The bathroom can sometimes be particularly challenging for parents with children with special needs. Working to their needs is paramount whilst stimulating development, guidance and instruction allows them to build self-esteem and independence.
However, due to the bathroom environment often being hazardous in nature; it is always wise to fully prepare your bathroom and to provide a safe layout. This can often mean purchasing or adjusting bathroom appliances and fixtures such as baths, rubber floor mats or balancing aids.
The Right Bathroom Design
The first step in considering a new bathroom design for your kids is to consider their limitations and whether the layout would benefit ease of access, storage space and whether accessories such as grab bars and hand rails would fit comfortably within the allocated bathroom space.
Here are some tips on the variety of ways you can induce independence in the bathroom whilst ensuring that your child is happy with the environment.
1. Pull And Push Water Taps
Many children may not have the strength to press or turn soap bottles, containers or water taps so it may therefore be useful to use products and fittings that are easy to operate (as mentioned in an earlier post). Pull and push water tap levers are beneficial instead of levers which turn tightly. By ensuring easy access you are providing an opportunity for independence and learning.
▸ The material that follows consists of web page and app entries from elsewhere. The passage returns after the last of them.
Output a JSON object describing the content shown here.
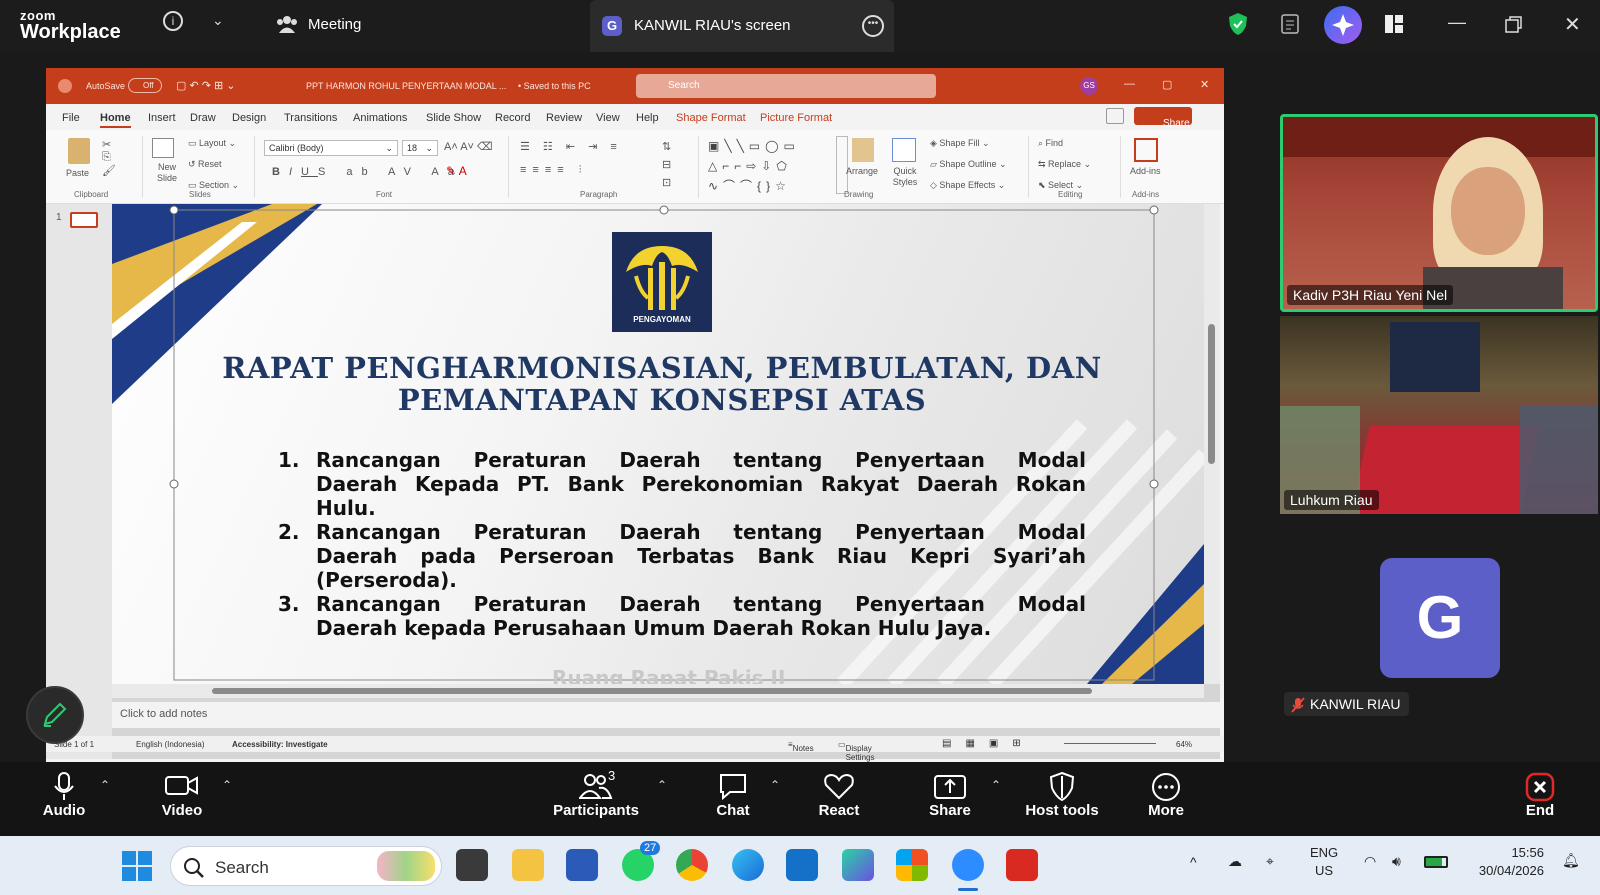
{
  "zoom": {
    "brand_top": "zoom",
    "brand_bottom": "Workplace",
    "meeting_label": "Meeting",
    "share_avatar": "G",
    "share_title": "KANWIL RIAU's screen"
  },
  "ppt": {
    "autosave": "AutoSave",
    "autosave_state": "Off",
    "doc_title": "PPT HARMON ROHUL PENYERTAAN MODAL ...",
    "saved": "• Saved to this PC",
    "search_placeholder": "Search",
    "user_initials": "GS",
    "tabs": [
      "File",
      "Home",
      "Insert",
      "Draw",
      "Design",
      "Transitions",
      "Animations",
      "Slide Show",
      "Record",
      "Review",
      "View",
      "Help",
      "Shape Format",
      "Picture Format"
    ],
    "share": "Share",
    "ribbon": {
      "paste": "Paste",
      "new_slide": "New Slide",
      "layout": "Layout",
      "reset": "Reset",
      "section": "Section",
      "font_name": "Calibri (Body)",
      "font_size": "18",
      "arrange": "Arrange",
      "quick_styles": "Quick Styles",
      "shape_fill": "Shape Fill",
      "shape_outline": "Shape Outline",
      "shape_effects": "Shape Effects",
      "find": "Find",
      "replace": "Replace",
      "select": "Select",
      "addins": "Add-ins",
      "groups": [
        "Clipboard",
        "Slides",
        "Font",
        "Paragraph",
        "Drawing",
        "Editing",
        "Add-ins"
      ]
    },
    "slide_number": "1",
    "slide": {
      "logo_text": "PENGAYOMAN",
      "title_line1": "RAPAT PENGHARMONISASIAN, PEMBULATAN, DAN",
      "title_line2": "PEMANTAPAN KONSEPSI ATAS",
      "items": [
        {
          "num": "1.",
          "lines": [
            "Rancangan Peraturan Daerah tentang Penyertaan Modal",
            "Daerah Kepada PT. Bank Perekonomian Rakyat Daerah Rokan"
          ],
          "last": "Hulu."
        },
        {
          "num": "2.",
          "lines": [
            "Rancangan Peraturan Daerah tentang Penyertaan Modal",
            "Daerah pada Perseroan Terbatas Bank Riau Kepri Syari’ah"
          ],
          "last": "(Perseroda)."
        },
        {
          "num": "3.",
          "lines": [
            "Rancangan Peraturan Daerah tentang Penyertaan Modal"
          ],
          "last": "Daerah kepada Perusahaan Umum Daerah Rokan Hulu Jaya."
        }
      ],
      "footer_faded": "Ruang Rapat Pakis II"
    },
    "notes_placeholder": "Click to add notes",
    "status": {
      "slide_of": "Slide 1 of 1",
      "language": "English (Indonesia)",
      "accessibility": "Accessibility: Investigate",
      "notes": "Notes",
      "display_settings": "Display Settings",
      "zoom": "64%"
    }
  },
  "participants": {
    "video1_name": "Kadiv P3H Riau Yeni Nel",
    "video2_name": "Luhkum Riau",
    "avatar_letter": "G",
    "avatar_name": "KANWIL RIAU"
  },
  "toolbar": {
    "audio": "Audio",
    "video": "Video",
    "participants": "Participants",
    "participants_count": "3",
    "chat": "Chat",
    "react": "React",
    "share": "Share",
    "host_tools": "Host tools",
    "more": "More",
    "end": "End"
  },
  "taskbar": {
    "search": "Search",
    "whatsapp_badge": "27",
    "lang_top": "ENG",
    "lang_bottom": "US",
    "time": "15:56",
    "date": "30/04/2026"
  },
  "colors": {
    "ppt_accent": "#c43e1c",
    "zoom_blue": "#5b5fc7",
    "active_speaker": "#2ecc71",
    "slide_title": "#1f3864"
  }
}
2. Keep Your Child Safe
The bathroom is where many families keep their medications. Keep your child safe, when putting in a new medicine cabinet make sure that you can lock it or keep it child-proof. It is also helpful if the cabinet is high enough so it will be out of your child’s reach.
3. Grab Bars
Grab bars can be installed at either side of the bath to provide support for standing and bending. Depending on your child’s mobility grab bars can also be installed near the toilet. Provide your child the opportunity to practice climbing in and out of a bathtub whilst offering support where it’s needed.
4. Non-Slip Mats
The bathroom can often be very slippery due to activities involving water so it essential that your child is stable and secure within your bath or shower area. Non-slip mats are an essential product for both parents and kids. Mats can provide stability as well as reducing excess water which can cause injury. A more expensive option is to apply anti- slip coating to the floor.
5. Walk-In Baths
Walk-in baths are an ideal option that allows easier access for individuals with mobility issues. Walk-in baths come with a door and a seat that a child can sit on. It makes bathing much easier and can be a better option than a parent or carer lifting the child.
6. Lower Level Sink
If required, you can fit an extra water basin which can be lowered to your child’s height with easy reach tap levers.
7. Sensory Considerations
If your child has Autism then it is wise to make this room child friendly. Think about your child’s sensory sensitivities and incorporate that into your bathroom. If your child has a favorite toy try and find similar bath toys that will stimulate their imagination and creativity.
8. Hang A Visual Schedule Or Social Story
Creating a visual list or social story for using the toilet, washing hands, brushing teeth,and taking a shower or bath will be very helpful in providing independence in the bathroom. Make these lists part of the bathroom by hanging them up in easy to see areas of the bathroom.
9. Bathroom Colors
You may think about re-painting the walls bright colors to stimulate your child’s mind. Research has suggested that there is a correlation between color and human emotion. This will increase the child’s cognitive awareness and will allow the experience to be enjoyable which will then become a learnt process. Shades of blue and white create a fresh, awakening feeling however it is advised to avoid the color red as this is thought to emote aggression and anger.
Although there is a vast amount of planning and preparation, these changes allow for your child to feel relaxed and safe within their environment whilst allowing them to learn and feel independent.
This guest post was written by Matthew Langham who writes on behalf of More Ability